“Chase is a little bit more of a thumper on the inside,” Papero said. “He’s all business. The only time you ever see him really smirk or smile is when he hits somebody really hard. He’s not just walking around with a smile on his face. Chase is one of the best leaders I’ve ever met. I’m not just talking about players, I’m saying players, coaches, adults in general. He knows where everybody has to be on the field.
“Christopher is gonna get to the sideline a little more, he’s gonna rush the passer a little more. He can shut down an entire side of the field. He doesn’t miss many tackles. He’s intense. He plays with no regard for his well-being. He’s violent on the field.”
Personality-wise, the coach calls Chase the father and Christopher the son, since Christopher appears to be a little more light-hearted.
“Yeah, he’s the father, but I have more tackles than him,” Christopher said with a laugh. “But I agree (with Papero). I’ll give him that one.”
Chase sees an irony, however, saying, “the funny thing is, he’s two minutes older than me. He came out first.”
The way Papero described it is that Christopher appears to show that he’s having more fun on the field.
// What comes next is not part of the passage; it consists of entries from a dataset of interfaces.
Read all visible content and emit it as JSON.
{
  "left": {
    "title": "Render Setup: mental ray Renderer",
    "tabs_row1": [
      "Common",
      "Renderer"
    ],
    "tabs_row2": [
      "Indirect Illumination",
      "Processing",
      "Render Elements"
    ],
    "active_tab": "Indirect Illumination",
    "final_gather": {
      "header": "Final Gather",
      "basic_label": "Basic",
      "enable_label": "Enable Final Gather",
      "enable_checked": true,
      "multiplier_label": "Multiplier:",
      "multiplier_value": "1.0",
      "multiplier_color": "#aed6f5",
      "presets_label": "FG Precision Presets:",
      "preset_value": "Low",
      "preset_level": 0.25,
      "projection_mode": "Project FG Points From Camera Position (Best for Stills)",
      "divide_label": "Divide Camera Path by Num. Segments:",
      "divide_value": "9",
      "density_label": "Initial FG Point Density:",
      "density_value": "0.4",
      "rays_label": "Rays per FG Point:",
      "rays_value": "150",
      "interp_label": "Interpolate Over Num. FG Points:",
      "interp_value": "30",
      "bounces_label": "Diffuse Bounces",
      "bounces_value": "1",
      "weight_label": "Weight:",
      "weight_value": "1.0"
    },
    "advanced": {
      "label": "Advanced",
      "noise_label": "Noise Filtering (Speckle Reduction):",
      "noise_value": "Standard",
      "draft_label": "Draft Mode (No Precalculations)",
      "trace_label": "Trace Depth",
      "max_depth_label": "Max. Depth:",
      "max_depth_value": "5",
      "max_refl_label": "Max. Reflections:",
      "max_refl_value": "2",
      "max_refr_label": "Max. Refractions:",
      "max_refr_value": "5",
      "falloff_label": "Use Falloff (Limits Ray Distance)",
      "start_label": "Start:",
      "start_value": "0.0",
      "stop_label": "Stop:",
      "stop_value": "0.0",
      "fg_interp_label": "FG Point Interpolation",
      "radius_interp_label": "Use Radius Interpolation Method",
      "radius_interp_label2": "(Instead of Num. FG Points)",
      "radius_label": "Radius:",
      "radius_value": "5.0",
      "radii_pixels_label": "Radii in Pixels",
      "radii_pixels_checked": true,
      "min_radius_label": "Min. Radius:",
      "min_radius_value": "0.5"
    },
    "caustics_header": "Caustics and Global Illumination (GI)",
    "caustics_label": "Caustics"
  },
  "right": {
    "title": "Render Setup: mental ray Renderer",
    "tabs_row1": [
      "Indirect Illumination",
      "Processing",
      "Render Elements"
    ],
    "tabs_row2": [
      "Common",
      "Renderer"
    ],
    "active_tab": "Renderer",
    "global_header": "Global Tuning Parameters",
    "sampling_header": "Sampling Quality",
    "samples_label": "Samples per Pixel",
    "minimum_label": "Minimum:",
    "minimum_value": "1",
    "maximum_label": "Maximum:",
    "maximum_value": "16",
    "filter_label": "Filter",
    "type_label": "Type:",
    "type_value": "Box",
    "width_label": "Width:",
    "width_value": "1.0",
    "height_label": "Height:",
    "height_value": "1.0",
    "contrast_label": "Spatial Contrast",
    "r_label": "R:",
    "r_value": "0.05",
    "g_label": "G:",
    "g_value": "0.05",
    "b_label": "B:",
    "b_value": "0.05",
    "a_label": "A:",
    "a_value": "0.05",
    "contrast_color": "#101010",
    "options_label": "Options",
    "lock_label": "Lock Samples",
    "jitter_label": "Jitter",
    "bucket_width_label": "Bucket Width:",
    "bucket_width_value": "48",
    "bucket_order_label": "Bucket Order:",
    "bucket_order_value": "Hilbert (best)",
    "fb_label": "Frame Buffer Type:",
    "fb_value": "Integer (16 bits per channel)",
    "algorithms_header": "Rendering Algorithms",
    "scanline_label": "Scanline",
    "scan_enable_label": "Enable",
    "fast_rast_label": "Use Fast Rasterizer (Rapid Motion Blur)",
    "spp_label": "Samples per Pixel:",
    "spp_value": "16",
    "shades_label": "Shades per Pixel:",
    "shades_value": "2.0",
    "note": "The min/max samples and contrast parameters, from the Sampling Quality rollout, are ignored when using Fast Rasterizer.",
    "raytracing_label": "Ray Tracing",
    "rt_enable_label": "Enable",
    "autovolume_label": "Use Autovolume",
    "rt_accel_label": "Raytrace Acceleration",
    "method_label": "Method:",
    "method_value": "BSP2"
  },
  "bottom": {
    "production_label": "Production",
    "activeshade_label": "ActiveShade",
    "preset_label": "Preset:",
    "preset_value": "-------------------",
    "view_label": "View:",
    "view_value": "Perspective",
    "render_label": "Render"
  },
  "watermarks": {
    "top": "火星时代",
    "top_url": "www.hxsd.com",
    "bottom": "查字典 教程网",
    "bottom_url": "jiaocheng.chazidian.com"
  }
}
Chase, who was a captain as a junior, responded by saying, “You try to have fun. But winning is when we’re having fun. As captain, you’ve gotta put these kids in check, tell them where they should be. You’re gonna have some fun if you’re winning.”
Both brothers are actually strong leaders, according to their coach.
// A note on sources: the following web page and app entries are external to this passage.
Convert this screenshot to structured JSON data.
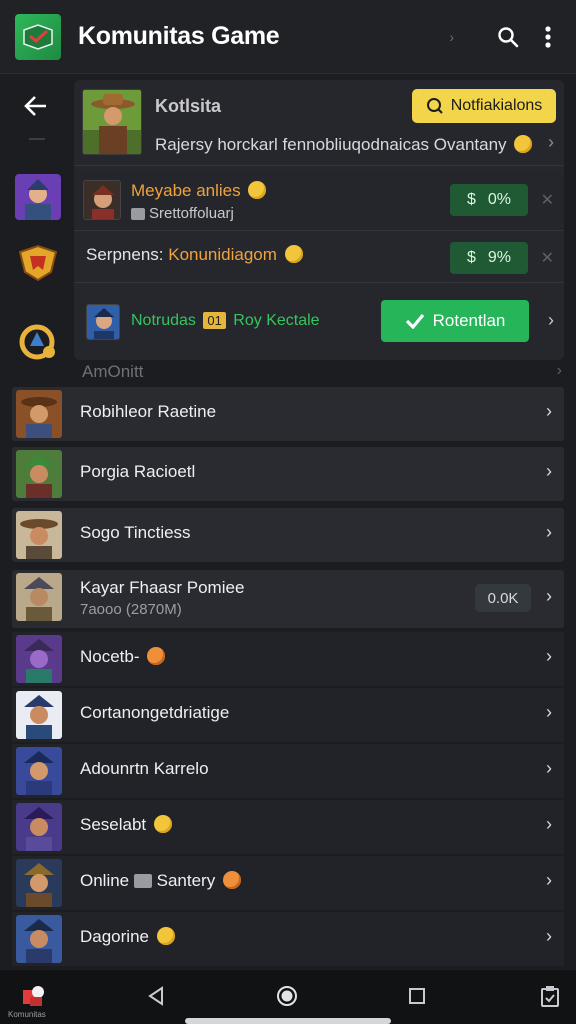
{
  "appbar": {
    "title": "Komunitas Game",
    "colors": {
      "logo": "#2fb85a",
      "background": "#212226"
    },
    "icons": [
      "search-icon",
      "more-vert-icon"
    ]
  },
  "rail": {
    "icons": [
      "back-arrow-icon",
      "avatar-knight-icon",
      "shield-emblem-icon",
      "ring-badge-icon"
    ]
  },
  "featured": {
    "name": "Kotlsita",
    "notify_label": "Notfiakialons",
    "description": "Rajersy horckarl fennobliuqodnaicas Ovantany",
    "accent": "#f3d54a"
  },
  "offers": [
    {
      "title": "Meyabe anlies",
      "subtitle": "Srettoffoluarj",
      "price_symbol": "$",
      "price": "0%"
    },
    {
      "title_prefix": "Serpnens:",
      "title_highlight": "Konunidiagom",
      "price_symbol": "$",
      "price": "9%"
    }
  ],
  "claim": {
    "text_before": "Notrudas",
    "badge": "01",
    "text_after": "Roy Kectale",
    "button_label": "Rotentlan",
    "button_color": "#27b55a"
  },
  "section": {
    "label": "AmOnitt"
  },
  "list": [
    {
      "title": "Robihleor Raetine"
    },
    {
      "title": "Porgia Racioetl"
    },
    {
      "title": "Sogo Tinctiess"
    },
    {
      "title": "Kayar Fhaasr Pomiee",
      "subtitle": "7aooo (2870M)",
      "pill": "0.0K"
    },
    {
      "title": "Nocetb-"
    },
    {
      "title": "Cortanongetdriatige"
    },
    {
      "title": "Adounrtn Karrelo"
    },
    {
      "title": "Seselabt"
    },
    {
      "title": "Online",
      "title_after": "Santery"
    },
    {
      "title": "Dagorine"
    }
  ],
  "navbar": {
    "home_label": "Komunitas",
    "icons": [
      "home-app-icon",
      "back-triangle-icon",
      "home-circle-icon",
      "recents-square-icon",
      "clipboard-icon"
    ]
  }
}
“Their sophomore year they started over older guys just because they knew the game of football better and were as physical as anyone on the team,” Papero said. “To be honest, there were seniors that looked up to them, especially Chase, when they were in 10th grade. These two are once-a-decade type of players. It’s not even necessarily how good they are, it’s everything else they bring with it.”
No one appreciates the two more than Boswell, who is on track to break the school’s career rushing record this year thanks to their help.
“Them being on the field makes it easier than me,” Boswell said. “I’ve played with them since Pop Warner. We have great chemistry.”
And while the two will occasionally exchange words in the heat of battle, they are also each other’s biggest fans.
“He’s definitely one of the best football players I’ve ever seen play,” Christopher said. “Just his football IQ is so great. He always knows where the ball is going, he’s always the first one on the ball. Sometimes we’ll argue back and forth on the field but we know we have to get the job done and I feed off of that.”
Asked to evaluate Christopher, Chase said, “He’s got the speed out there. He can get out and cover. He’s aggressive. You could put literally anyone against him and he’ll make something happen. It’s great playing with him, I can’t get enough of him. But we do argue in the house just like we’re ready to hit each other when we play. We’re ready to put on the pads and go outside.”
Which is exactly where their mom usually sends them.